The task ->
Find each line of the entries with the string "true", please, and copy it.

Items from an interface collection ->
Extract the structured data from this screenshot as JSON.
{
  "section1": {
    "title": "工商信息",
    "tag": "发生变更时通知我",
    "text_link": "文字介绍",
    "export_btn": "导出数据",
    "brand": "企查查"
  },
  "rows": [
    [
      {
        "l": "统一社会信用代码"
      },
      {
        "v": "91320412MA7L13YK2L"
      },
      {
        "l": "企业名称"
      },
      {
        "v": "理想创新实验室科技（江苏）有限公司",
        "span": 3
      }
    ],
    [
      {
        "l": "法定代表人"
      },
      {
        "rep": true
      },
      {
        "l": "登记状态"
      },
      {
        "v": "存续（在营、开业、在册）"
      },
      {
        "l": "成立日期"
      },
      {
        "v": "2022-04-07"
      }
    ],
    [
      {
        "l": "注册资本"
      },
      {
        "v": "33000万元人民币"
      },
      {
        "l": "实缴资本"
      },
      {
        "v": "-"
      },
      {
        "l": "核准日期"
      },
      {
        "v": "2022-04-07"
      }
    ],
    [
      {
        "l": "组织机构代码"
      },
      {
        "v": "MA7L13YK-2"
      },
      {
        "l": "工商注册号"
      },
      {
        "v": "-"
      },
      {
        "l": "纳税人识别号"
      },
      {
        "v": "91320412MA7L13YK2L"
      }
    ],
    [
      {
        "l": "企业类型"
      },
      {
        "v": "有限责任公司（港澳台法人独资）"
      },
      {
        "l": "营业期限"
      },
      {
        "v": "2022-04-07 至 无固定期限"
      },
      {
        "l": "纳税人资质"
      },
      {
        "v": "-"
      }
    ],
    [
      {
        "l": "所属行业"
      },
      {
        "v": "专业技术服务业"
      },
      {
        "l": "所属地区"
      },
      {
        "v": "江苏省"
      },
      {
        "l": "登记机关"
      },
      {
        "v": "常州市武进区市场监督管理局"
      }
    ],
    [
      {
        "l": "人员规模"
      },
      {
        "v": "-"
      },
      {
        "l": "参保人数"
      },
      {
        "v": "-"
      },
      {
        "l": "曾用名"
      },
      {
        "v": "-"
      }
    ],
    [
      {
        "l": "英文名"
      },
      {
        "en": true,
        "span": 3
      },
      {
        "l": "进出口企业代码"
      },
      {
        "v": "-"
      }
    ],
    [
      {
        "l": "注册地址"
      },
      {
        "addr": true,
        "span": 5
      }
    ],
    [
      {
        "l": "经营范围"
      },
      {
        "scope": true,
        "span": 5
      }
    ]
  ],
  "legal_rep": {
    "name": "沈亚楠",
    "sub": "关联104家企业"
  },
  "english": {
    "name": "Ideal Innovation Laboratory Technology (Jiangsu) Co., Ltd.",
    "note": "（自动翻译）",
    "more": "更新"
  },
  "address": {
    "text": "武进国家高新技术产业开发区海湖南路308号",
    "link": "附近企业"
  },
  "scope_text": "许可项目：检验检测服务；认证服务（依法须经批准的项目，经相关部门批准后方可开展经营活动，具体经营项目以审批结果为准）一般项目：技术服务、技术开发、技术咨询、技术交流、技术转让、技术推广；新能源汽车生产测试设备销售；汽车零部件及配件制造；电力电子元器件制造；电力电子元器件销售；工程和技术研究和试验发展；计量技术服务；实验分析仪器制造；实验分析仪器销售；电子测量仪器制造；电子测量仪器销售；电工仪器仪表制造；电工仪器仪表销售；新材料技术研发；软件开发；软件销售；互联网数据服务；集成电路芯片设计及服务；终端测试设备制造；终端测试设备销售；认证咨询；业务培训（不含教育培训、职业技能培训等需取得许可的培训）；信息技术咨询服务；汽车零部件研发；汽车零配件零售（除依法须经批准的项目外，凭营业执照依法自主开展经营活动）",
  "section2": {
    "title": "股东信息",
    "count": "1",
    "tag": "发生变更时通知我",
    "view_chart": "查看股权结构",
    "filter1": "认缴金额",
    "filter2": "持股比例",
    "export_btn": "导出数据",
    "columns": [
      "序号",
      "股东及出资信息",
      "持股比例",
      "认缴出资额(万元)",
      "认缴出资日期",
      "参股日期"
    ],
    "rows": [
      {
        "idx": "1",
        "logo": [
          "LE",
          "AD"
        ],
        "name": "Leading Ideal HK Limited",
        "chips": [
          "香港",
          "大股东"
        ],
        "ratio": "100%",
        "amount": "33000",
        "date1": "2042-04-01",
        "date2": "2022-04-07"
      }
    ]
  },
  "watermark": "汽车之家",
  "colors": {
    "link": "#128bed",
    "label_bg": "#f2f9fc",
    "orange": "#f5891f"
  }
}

Answer to this problem ->
        "rep": true
        "en": true,
        "addr": true,
        "scope": true,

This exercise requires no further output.